Must note though, there are a lot of gut decisions in war, and they did work from time to time. Therefore logic doesn’t apply to everything, but one just have to accept that it did happen.
For more on the German recovery after the Soviet encirclement of Stalingrad, the attempted rescue of 6th Army, and Manstein’s “Back Hand Blow,” see Beyond Stalingrad by yours truly.
Blogging is alright, but it can lead to a path that takes more and more time away from your original interests. It’s way too easy to find that you’re spending all of your time online and hardly any time doing that which you enjoyed and which led you to the internet to begin with.
@Armorsmith DV, thank you for the information. Will add Beyond Stalingrad to my next Amazon order.
You gave a great recommendation. However, I can’t draw. I just can’t bring things over from my brain or something else onto the piece of paper. The notes suggestion is also interesting and I will keep this is mind. You don’t have to recommend books only to me, tips and tricks such as these are able to help me with my studyings as well. Thank you for your contribution to this topic.
I’m actually working towards Digital Minimalism and I’m constantly scraping away things that I deem to be unnecassary and things that don’t add anything to my daily life anymore. Privacy is also still a thing, but it isn’t as important anymore as Digital Minimalism anymore. Because I’m feeling this could be a great first line of defence to protect my privacy. It is also about making choices with the limited time and resources like energy that I have availlable.

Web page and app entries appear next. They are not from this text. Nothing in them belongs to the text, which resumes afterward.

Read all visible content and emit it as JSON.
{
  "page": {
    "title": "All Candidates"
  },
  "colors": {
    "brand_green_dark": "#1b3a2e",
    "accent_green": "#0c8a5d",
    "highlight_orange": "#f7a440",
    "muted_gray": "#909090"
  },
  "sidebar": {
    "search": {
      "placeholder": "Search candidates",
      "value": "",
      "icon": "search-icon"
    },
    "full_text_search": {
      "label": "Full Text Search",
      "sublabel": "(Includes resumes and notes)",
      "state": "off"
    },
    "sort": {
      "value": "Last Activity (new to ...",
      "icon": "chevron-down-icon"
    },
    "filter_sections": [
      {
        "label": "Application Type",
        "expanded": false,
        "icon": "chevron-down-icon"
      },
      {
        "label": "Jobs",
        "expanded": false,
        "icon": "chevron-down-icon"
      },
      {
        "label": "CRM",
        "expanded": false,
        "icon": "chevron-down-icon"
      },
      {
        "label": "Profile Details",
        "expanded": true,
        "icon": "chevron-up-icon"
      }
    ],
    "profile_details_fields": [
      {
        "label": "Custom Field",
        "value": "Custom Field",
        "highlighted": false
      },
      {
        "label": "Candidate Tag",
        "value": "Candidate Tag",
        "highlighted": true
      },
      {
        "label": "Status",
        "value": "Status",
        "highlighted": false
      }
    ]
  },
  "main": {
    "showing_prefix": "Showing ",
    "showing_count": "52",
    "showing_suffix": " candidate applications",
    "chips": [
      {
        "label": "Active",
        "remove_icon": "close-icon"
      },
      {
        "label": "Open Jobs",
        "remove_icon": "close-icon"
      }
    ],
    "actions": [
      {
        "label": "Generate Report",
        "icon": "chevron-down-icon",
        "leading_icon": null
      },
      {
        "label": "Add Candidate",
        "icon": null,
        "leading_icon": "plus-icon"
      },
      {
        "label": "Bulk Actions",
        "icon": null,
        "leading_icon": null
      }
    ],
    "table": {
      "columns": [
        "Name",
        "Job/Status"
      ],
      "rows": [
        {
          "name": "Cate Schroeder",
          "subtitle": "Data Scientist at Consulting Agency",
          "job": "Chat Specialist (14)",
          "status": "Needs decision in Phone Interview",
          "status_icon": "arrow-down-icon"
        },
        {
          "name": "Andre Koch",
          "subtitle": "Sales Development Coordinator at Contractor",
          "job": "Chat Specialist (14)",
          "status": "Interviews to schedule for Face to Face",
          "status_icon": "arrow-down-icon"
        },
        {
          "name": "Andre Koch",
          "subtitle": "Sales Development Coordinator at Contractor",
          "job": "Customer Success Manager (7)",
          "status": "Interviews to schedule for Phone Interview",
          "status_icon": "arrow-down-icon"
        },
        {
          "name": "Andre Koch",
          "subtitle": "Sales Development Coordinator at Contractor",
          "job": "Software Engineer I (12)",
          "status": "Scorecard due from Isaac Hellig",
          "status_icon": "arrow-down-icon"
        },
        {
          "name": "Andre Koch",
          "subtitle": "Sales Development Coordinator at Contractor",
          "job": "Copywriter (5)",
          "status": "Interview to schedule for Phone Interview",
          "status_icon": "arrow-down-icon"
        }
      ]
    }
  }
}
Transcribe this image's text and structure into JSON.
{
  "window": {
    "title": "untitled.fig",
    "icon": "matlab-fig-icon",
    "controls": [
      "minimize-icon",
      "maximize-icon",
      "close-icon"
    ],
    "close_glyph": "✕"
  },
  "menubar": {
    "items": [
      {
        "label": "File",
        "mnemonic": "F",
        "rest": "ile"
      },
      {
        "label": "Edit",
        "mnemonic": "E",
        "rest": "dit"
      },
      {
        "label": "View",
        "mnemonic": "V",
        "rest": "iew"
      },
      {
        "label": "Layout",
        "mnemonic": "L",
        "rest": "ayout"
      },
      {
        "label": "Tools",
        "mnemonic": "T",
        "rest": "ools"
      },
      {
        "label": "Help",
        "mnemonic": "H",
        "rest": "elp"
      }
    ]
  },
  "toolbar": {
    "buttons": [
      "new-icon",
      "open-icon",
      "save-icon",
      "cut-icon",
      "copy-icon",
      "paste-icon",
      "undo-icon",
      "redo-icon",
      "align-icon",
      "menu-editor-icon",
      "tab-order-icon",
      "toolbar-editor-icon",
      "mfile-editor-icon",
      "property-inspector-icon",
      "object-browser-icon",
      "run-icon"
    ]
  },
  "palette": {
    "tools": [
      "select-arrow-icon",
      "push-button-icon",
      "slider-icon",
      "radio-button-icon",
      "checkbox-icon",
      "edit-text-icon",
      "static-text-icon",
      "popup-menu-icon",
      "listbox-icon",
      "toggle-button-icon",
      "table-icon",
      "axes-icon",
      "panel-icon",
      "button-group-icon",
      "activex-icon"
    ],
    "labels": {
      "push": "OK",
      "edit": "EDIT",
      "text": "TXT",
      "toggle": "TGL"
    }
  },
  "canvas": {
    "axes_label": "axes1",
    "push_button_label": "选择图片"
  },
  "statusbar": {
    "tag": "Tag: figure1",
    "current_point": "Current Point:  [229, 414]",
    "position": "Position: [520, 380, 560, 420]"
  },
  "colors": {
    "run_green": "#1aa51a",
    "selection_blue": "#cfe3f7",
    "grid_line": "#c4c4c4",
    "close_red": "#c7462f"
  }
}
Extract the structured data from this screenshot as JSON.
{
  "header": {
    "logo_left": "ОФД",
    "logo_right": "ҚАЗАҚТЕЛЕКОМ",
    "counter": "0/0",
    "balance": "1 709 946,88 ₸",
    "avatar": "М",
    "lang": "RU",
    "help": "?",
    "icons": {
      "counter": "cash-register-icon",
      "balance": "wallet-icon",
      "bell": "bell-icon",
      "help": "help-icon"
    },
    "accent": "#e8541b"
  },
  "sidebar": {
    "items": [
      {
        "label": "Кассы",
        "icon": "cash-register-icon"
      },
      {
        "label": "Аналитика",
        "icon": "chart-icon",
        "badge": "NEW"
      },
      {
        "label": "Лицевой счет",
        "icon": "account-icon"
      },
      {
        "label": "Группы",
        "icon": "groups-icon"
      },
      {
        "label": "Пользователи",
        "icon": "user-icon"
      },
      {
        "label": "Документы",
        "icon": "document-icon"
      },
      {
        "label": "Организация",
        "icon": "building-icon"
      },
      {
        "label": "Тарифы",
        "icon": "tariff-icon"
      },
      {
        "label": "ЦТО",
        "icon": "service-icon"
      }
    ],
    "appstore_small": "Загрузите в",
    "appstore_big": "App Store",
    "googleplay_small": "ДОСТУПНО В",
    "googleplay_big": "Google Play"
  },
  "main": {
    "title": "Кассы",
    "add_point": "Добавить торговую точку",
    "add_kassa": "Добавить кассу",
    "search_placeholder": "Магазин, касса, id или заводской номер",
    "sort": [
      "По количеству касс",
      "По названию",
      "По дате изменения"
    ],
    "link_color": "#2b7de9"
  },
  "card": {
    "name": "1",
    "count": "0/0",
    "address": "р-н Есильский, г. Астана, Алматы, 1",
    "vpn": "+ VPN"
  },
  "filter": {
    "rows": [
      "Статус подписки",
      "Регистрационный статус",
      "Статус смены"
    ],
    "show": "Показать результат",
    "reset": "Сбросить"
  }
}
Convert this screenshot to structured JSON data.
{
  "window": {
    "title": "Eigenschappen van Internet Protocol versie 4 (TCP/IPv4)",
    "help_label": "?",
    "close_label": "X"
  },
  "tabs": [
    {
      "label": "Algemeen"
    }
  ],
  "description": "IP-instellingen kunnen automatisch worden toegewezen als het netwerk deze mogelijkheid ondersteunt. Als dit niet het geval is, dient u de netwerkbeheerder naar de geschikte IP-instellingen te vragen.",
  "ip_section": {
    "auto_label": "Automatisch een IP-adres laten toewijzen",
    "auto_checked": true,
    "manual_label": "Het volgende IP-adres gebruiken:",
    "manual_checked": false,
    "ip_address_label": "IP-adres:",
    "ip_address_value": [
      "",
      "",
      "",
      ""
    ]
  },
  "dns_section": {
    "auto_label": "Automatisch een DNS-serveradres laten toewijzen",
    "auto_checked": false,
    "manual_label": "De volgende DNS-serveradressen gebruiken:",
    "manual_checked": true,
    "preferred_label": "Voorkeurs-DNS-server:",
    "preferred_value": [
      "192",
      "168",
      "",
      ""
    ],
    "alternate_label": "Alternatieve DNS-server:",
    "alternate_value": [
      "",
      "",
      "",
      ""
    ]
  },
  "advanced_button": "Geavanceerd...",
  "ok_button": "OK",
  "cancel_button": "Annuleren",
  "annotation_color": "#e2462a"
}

Much more frequent things have to wait and there are waiting times of several weeks or even months in the more extreme cases. I have now choses to be more active on here again, because I’m wanting to concentrate more on the model making hobby. And because I’m reading those books now. And since I’m all new to this. I can use all the help I can get. I have quit gaming and want to improve the quality of my life and I’m feeling scale modeling is one of the things this actually does. Studying, scale modeling etc. are some things I want to spend my time and energy and money on. No matter how restricted everything is. This means I can’t always do everything I want. But I do the best I can.